Real customer involvement
Get feedback directly from the customer at least once a week. The point is to avoid and reduce wasted development effort by making sure we’re on the right track, and always adding value.
Replace existing systems one step at a time. Big deployments are a high-risk bet and rarely work. Instead, swap pieces of functionality or find a way to run both systems in parallel. Users will probably have to duplicate some effort, but consider it the price to pay for ensuring the project succeeds.
Teams that are effective and trust each other should work together. If you ignore the value of the relationships that develop it could result in reduced productivity. Encourage a reasonable amount of rotation to spread knowledge and experience across the company.
Effective teams will get better over time, and eventually do more in less time. Keep the workload constant and reduce the team size once they’ve eliminated enough waste and improved their workflow.
Don’t put a “band-aid” every time your team makes a mistake. Instead, learn from it and why it happened, and think of ways to ensure the same kind of mistake won’t ever happen again. This analysis often uncovers problems at a higher level of the company, which result in a change/fix of a broken policy or practice.
Anyone in the team should be able to improve any part of the system.

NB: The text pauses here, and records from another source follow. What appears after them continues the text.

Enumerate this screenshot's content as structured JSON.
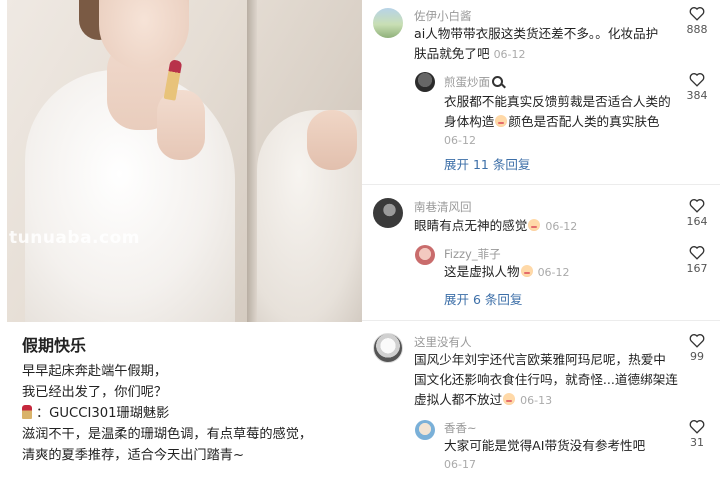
{
  "post": {
    "watermark": "tunuaba.com",
    "title": "假期快乐",
    "lines": [
      "早早起床奔赴端午假期，",
      "我已经出发了，你们呢？",
      "：GUCCI301珊瑚魅影",
      "滋润不干，是温柔的珊瑚色调，有点草莓的感觉，",
      "清爽的夏季推荐，适合今天出门踏青~"
    ]
  },
  "comments": {
    "c1": {
      "user": "佐伊小白酱",
      "text": [
        "ai人物带带衣服这类货还差不多。。化妆品护",
        "肤品就免了吧"
      ],
      "date": "06-12",
      "likes": "888",
      "reply": {
        "user": "煎蛋炒面",
        "text": [
          "衣服都不能真实反馈剪裁是否适合人类的",
          "身体构造",
          "颜色是否配人类的真实肤色"
        ],
        "date": "06-12",
        "likes": "384"
      },
      "expand": "展开 11 条回复"
    },
    "c2": {
      "user": "南巷清风回",
      "text": "眼睛有点无神的感觉",
      "date": "06-12",
      "likes": "164",
      "reply": {
        "user": "Fizzy_菲子",
        "text": "这是虚拟人物",
        "date": "06-12",
        "likes": "167"
      },
      "expand": "展开 6 条回复"
    },
    "c3": {
      "user": "这里没有人",
      "text": [
        "国风少年刘宇还代言欧莱雅阿玛尼呢，热爱中",
        "国文化还影响衣食住行吗，就奇怪...道德绑架连",
        "虚拟人都不放过"
      ],
      "date": "06-13",
      "likes": "99",
      "reply": {
        "user": "香香~",
        "text": "大家可能是觉得AI带货没有参考性吧",
        "date": "06-17",
        "likes": "31"
      }
    }
  }
}
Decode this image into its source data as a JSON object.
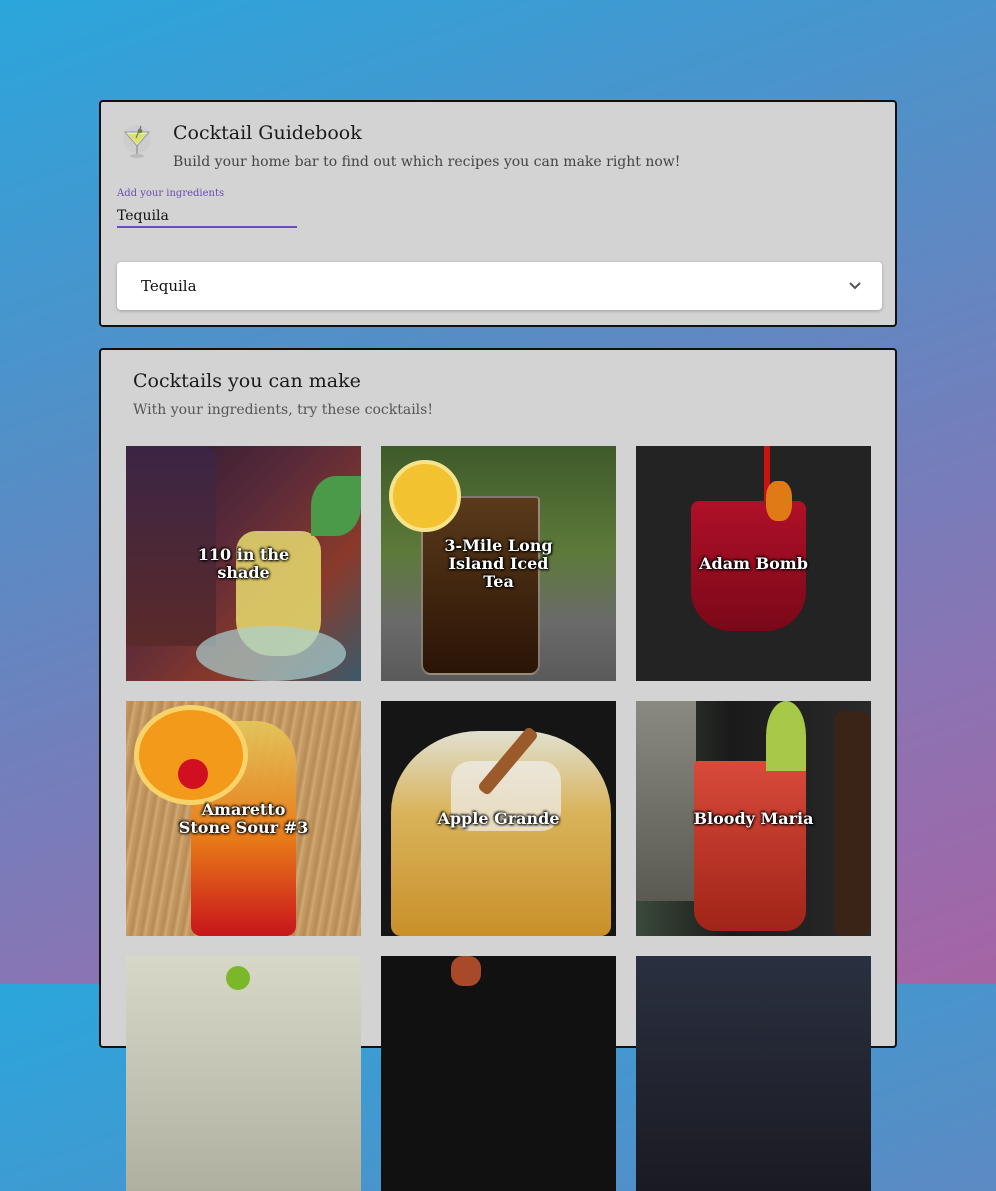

Before attempting to do this the team should have a deep sense of responsibility and pride of their code.
Code and tests
Code and tests are the only permanent and accurate description of the system. They are the most important form of documentation because they’re always up to date, and should be treated accordingly.
Single code base
The team should strive to work on a single code base and avoid long-lived temporary branches. Different versions of the code often result in conflicts and duplicated efforts.
The gap between development and production code should be kept small by deploying frequently. The larger this gap is, the larger the risk of failure when you deploy. Small, iterative deployments also result in faster feedback for the business to make better decisions.
Negotiated scope contract
In software projects, time and costs are usually fixed. Add quality to that list and you can negotiate on scope. The reason why quality should be non-negotiable is because as soon as you drop it, the project starts to deteriorate. A few weeks or months in and the system becomes unmaintainable. The risk of failure is high for projects with spaghetti codebases, where even adding small features has a high cost. Avoid long contracts and commit to smaller releases by signing a set of short contracts. As the project moves forward and you get feedback from customers, you want to be able to respond to change and integrate new features if needed instead of seeing yourself forced to work on old requirements because the contract says so.